Professor Nicholas Lash, the Norris-Hulse professor of divinity at Cambridge, said: "This kind of high-handed insensitivity is likely to provoke tensions within the Roman Catholic Church as great as those which the ordination of women has produced within the Anglican Communion."

The immediate cause of Professor Lash's outburst was a document issued a fortnight ago by the Congregation for the Doctrine of the Faith, the Vatican body which oversees doctrinal purity and sacks theologians who stray from it. This claimed that the Pope's encyclical of last year, which announced that the faithful must believe "definitively" that women cannot be priests, was part of the Church's infallible teaching, since it was proclaimed by the Pope and bishops together.

The letter appeared two days after the publication of a petition signed by 1.5 million German Catholics, calling for women priests. It has infuriated Catholics who see it as an attempt to introduce infallibility by the back door, since the bishops have not even discussed the matter.

Papal infallibility, defined at the first Vatican council in 1870, when it caused a schism in the Church, has only once been formally invoked, in 1950, when it was used to proclaim that the Virgin Mary had been transported bodily to heaven. The conditions under which it may be exercised are narrowly defined and do not cover the ordination of women.

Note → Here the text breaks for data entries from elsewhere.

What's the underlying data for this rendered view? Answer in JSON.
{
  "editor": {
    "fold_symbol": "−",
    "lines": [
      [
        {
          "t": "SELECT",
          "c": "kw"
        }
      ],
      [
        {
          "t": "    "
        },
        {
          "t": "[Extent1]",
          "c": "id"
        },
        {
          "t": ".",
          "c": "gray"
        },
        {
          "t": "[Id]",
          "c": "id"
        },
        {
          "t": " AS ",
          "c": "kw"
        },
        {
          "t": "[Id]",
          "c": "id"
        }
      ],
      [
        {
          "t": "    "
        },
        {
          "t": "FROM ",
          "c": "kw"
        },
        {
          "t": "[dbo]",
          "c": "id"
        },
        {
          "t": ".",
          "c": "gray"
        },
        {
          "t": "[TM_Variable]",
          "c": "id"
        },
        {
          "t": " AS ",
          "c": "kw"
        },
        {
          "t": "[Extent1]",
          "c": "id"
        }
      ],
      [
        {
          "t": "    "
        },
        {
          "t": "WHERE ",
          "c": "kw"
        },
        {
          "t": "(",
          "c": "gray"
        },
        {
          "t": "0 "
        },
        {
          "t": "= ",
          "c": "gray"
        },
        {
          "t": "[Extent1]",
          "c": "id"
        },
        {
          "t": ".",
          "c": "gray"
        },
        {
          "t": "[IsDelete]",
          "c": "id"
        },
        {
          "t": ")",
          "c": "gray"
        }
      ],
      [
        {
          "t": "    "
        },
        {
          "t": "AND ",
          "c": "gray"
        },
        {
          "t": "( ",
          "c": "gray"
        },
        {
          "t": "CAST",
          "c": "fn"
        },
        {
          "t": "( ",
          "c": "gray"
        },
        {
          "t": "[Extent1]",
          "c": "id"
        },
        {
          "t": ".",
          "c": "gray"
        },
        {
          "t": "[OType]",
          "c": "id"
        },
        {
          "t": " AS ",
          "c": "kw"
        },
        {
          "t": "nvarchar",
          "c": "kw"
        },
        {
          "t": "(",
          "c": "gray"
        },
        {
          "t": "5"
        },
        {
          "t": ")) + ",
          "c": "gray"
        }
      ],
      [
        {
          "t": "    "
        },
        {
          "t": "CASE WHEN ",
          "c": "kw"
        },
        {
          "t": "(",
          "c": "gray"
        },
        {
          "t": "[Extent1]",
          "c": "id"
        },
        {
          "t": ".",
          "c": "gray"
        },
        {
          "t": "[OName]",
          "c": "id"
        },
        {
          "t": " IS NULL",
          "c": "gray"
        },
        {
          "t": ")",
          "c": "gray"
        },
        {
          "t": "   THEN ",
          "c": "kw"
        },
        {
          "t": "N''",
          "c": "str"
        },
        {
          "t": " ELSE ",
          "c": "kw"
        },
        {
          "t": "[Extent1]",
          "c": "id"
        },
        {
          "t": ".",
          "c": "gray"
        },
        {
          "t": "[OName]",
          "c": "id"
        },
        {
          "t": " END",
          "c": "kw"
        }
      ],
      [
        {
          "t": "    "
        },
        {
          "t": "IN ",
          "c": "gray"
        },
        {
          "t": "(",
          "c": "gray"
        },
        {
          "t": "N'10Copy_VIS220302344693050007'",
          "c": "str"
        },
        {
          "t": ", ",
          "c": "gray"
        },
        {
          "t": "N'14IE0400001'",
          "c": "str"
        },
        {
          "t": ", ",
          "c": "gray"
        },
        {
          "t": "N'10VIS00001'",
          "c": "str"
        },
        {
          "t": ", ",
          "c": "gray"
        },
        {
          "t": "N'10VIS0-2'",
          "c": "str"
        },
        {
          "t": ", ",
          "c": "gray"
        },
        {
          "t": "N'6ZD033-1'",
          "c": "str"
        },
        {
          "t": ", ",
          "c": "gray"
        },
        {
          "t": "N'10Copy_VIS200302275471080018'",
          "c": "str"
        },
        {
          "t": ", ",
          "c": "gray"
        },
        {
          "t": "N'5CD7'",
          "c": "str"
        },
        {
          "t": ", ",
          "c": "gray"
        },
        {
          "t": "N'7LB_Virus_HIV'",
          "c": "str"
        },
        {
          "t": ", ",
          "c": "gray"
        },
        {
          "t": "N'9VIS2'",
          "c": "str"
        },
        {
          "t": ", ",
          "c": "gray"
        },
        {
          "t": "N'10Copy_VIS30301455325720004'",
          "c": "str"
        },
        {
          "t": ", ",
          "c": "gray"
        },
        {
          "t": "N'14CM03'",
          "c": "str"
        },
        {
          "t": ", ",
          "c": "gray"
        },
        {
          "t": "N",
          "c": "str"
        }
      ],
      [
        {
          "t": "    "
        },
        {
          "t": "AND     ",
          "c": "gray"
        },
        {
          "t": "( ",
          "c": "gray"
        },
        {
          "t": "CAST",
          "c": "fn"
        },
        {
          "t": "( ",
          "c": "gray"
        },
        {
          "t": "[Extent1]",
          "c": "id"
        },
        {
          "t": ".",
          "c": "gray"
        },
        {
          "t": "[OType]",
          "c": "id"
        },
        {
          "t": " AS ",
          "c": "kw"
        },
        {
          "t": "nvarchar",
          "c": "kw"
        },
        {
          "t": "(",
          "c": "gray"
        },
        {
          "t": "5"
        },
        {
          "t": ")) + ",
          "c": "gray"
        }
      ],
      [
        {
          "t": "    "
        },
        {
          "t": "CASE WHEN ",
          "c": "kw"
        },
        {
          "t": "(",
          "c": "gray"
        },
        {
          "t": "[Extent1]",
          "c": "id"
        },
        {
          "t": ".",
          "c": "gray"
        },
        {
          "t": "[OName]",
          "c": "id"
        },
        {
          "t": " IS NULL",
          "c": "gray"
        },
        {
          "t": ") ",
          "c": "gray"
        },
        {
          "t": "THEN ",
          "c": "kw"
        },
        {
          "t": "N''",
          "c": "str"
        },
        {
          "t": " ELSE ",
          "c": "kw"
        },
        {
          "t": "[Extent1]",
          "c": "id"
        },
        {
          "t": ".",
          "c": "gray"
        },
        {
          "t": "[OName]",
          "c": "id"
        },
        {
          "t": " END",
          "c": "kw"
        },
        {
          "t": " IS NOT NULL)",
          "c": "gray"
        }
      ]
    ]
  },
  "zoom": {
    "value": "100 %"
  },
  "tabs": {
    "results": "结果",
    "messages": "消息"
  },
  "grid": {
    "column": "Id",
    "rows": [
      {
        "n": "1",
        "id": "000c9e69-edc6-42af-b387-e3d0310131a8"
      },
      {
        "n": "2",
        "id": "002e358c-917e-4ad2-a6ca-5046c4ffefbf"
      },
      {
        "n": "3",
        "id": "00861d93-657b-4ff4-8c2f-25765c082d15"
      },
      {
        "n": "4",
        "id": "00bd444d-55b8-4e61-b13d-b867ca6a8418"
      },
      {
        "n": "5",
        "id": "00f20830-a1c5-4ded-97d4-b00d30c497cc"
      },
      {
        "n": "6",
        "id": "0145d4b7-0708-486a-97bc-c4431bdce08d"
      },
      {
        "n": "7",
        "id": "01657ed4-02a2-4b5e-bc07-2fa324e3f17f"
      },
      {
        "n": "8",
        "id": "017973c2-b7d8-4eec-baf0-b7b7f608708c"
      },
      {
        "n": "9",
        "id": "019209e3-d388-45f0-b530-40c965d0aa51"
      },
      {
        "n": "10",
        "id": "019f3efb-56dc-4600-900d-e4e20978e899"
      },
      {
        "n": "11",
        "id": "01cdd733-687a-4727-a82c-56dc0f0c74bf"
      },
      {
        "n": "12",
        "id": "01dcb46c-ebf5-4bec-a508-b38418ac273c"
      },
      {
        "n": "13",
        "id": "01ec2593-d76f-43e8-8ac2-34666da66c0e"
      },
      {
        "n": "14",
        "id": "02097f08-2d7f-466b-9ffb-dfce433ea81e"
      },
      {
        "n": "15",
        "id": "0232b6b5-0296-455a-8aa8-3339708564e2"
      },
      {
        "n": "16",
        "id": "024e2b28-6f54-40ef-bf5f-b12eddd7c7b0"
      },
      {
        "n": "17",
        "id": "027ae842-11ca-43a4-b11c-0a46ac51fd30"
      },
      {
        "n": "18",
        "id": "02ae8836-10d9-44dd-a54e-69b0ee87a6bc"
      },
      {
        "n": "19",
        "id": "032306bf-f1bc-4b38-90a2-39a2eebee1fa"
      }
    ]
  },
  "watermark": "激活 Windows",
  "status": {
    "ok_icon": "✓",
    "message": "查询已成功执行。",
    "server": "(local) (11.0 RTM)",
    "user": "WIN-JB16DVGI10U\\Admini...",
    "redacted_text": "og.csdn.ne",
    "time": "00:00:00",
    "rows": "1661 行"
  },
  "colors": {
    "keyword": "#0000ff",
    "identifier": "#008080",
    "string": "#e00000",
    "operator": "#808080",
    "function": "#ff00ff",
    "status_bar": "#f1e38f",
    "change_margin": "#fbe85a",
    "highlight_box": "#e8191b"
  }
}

In an article in the Tablet, Professor Lash writes: "The attempt to use the doctrine of infallibility ... is a quite scandalous abuse of power, the most likely consequence of which will be further to undermine the very authority the Pope seeks to sustain."